We see the wife tending to ducks in the ‘sideline farm’ that the couple have on their balcony, and there are a couple of other mentions of ‘sideline farms’. Sideline food production became increasingly important in the 1990s as the famine known as the Arduous March took hold. Since the 1950s citizens of the DPRK, especially in the cities, relied on food rations provided through the state’s Public Distribution System. As the Arduous March progressed, the rations provided to most citizens started to shrink. By the mid-1990s the Public Distribution System had collapsed and widespread starvation commenced. Many citizens realised that their greatest chance of survival lay in growing food in small private plots of land. What the producers themselves didn’t consume was sold in the private market or traded for other household goods and services. That sideline farms were mentioned a couple of times during the film shows that the filmmakers (and therefore the state) acknowledge that sideline farms have become a part of life.
The film provides a view of traditional gender relations within the DPRK. It is made quite clear that it is the role of women to look after household tasks like preparing food and looking after children. The role of women in family life was made described explicitly in one scene in which the wife asks her friend “Do you have any desires?” and her friend replies “For us women it’s just to serve our husbands well and make good housework. That’s wives’ pleasure and happiness.”
In contrast to this traditional conception of the role of women, the film hints at the contemporary role of women in the DPRK economy. For example, the wife was shown as being responsible for looking after the sideline food production for their household. When the private market blossomed in the DPRK during the Arduous March it was women that were primarily responsible for producing and trading goods and services. As married women were expected to look after their household they were generally free of the obligation to go to work, which gave them the time and opportunity required to engage in private market activities. The men however still had to go to work, despite the fact that there was very little work to do.

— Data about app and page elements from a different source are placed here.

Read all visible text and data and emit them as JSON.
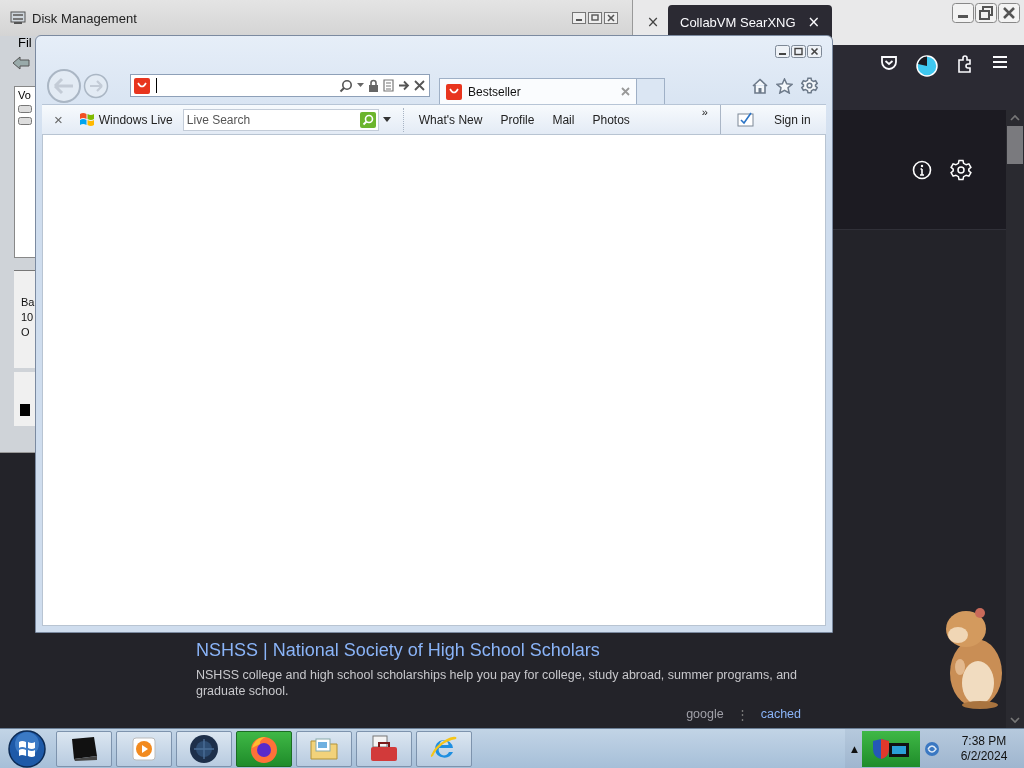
{
  "firefox": {
    "tabs": [
      {
        "close": "×",
        "selected": false
      },
      {
        "title": "CollabVM SearXNG",
        "close": "×",
        "selected": true
      }
    ],
    "search_result": {
      "title": "NSHSS | National Society of High School Scholars",
      "description": "NSHSS college and high school scholarships help you pay for college, study abroad, summer programs, and graduate school.",
      "source": "google",
      "separator": "⋮",
      "cached": "cached"
    }
  },
  "disk_management": {
    "title": "Disk Management",
    "menu": [
      "Fil"
    ],
    "column": "Vo",
    "disk_info": [
      "Ba",
      "10",
      "O"
    ]
  },
  "internet_explorer": {
    "tab": {
      "title": "Bestseller"
    },
    "toolbar": {
      "close": "×",
      "brand": "Windows Live",
      "search_placeholder": "Live Search",
      "links": [
        "What's New",
        "Profile",
        "Mail",
        "Photos"
      ],
      "more": "»",
      "sign_in": "Sign in"
    }
  },
  "taskbar": {
    "apps": [
      {
        "kind": "monitor",
        "highlighted": false
      },
      {
        "kind": "media",
        "highlighted": false
      },
      {
        "kind": "globe",
        "highlighted": false
      },
      {
        "kind": "firefox",
        "highlighted": true
      },
      {
        "kind": "explorer",
        "highlighted": false
      },
      {
        "kind": "toolbox",
        "highlighted": false
      },
      {
        "kind": "ie",
        "highlighted": false
      }
    ],
    "tray": {
      "expand": "▲"
    },
    "clock": {
      "time": "7:38 PM",
      "date": "6/2/2024"
    }
  }
}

Shortly after the Soviet Union collapsed, Russia decided that the novelty of providing heavily subsidised fuel oil to the DPRK – which had no intention of reforming its highly inefficient centralised economy – had finally worn off. The DPRK was unable to afford the energy it needed at market prices and industry ground to a halt. But workers still had to turn up to the factories at which production had ceased. As there was officially no private industry in the DPRK, workers were technically all state employees. And state employees had to show up and clock in order to get paid, and to avoid arrest and punishment for dereliction of their duty to the state. This obligation largely prevented men from engaging in private market activity, which became (and largely remains) the purview of women.
Not all films from the DPRK are so explicitly focused on talking about the Respected General or the Dear Leader, Kim Il Sung. For example, Centre Forward is a cracking film about soccer that successfully incorporates ideological themes in a way that is “at times unnoticeable.” It is the stark obviousness of this film’s political theme that at times makes it tiresome viewing. It is curious that the DPRK has gone to the effort to produce English subtitles for a film that caters almost entirely to the domestic audience (and the very small audience of foreign fans of DPRK films).

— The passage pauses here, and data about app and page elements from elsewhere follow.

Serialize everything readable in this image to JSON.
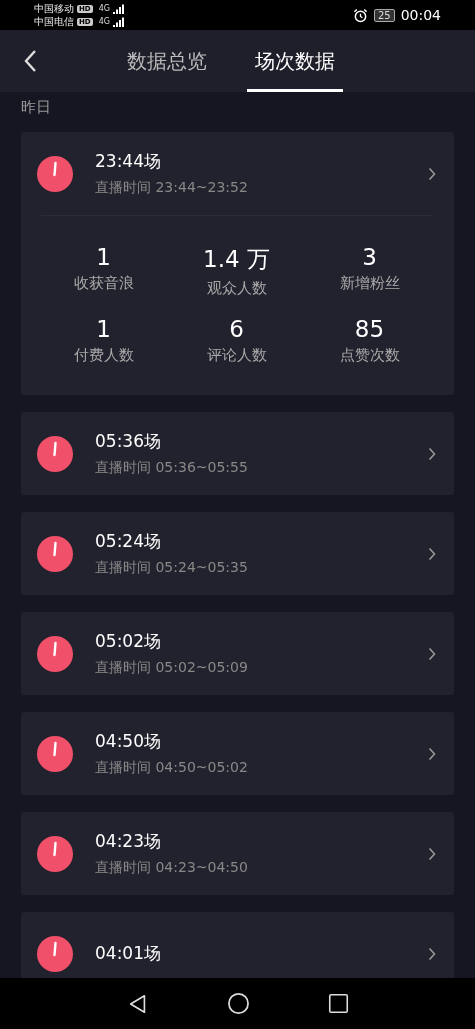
{
  "status_bar": {
    "carriers": [
      {
        "name": "中国移动",
        "badge": "HD",
        "network": "4G"
      },
      {
        "name": "中国电信",
        "badge": "HD",
        "network": "4G"
      }
    ],
    "battery": "25",
    "time": "00:04"
  },
  "tabs": [
    {
      "label": "数据总览",
      "selected": false
    },
    {
      "label": "场次数据",
      "selected": true
    }
  ],
  "section_label": "昨日",
  "sessions": [
    {
      "title": "23:44场",
      "subtitle": "直播时间 23:44~23:52",
      "stats": [
        {
          "value": "1",
          "label": "收获音浪"
        },
        {
          "value": "1.4 万",
          "label": "观众人数"
        },
        {
          "value": "3",
          "label": "新增粉丝"
        },
        {
          "value": "1",
          "label": "付费人数"
        },
        {
          "value": "6",
          "label": "评论人数"
        },
        {
          "value": "85",
          "label": "点赞次数"
        }
      ]
    },
    {
      "title": "05:36场",
      "subtitle": "直播时间 05:36~05:55"
    },
    {
      "title": "05:24场",
      "subtitle": "直播时间 05:24~05:35"
    },
    {
      "title": "05:02场",
      "subtitle": "直播时间 05:02~05:09"
    },
    {
      "title": "04:50场",
      "subtitle": "直播时间 04:50~05:02"
    },
    {
      "title": "04:23场",
      "subtitle": "直播时间 04:23~04:50"
    },
    {
      "title": "04:01场"
    }
  ]
}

If you do decide to watch this film two things to look out for are an appearance by Ri Chun Hui, the country’s most famous newsreader, and a rather trippy scene involving a flying shot across the countryside at hyper-speed.

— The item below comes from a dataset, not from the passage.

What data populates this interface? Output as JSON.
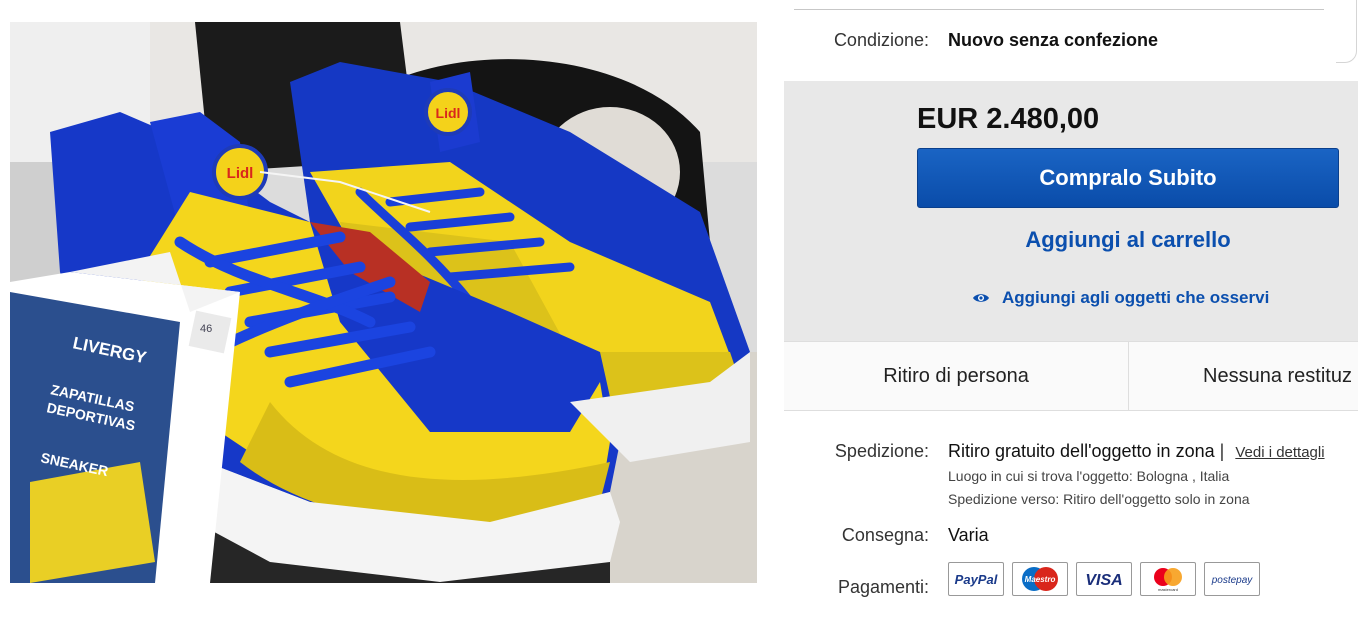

(Many thanks to Koryo Tours for loaning me a copy of this film. Each month, Koryo Tours holds a screening of a film from the DPRK (with English subtitles) at their office in Chaoyang, Beijing. And they sell DPRK beer and cider to enjoy during the film! For details of their upcoming film nights check out their blog and the Koryo Tours Twitter account.)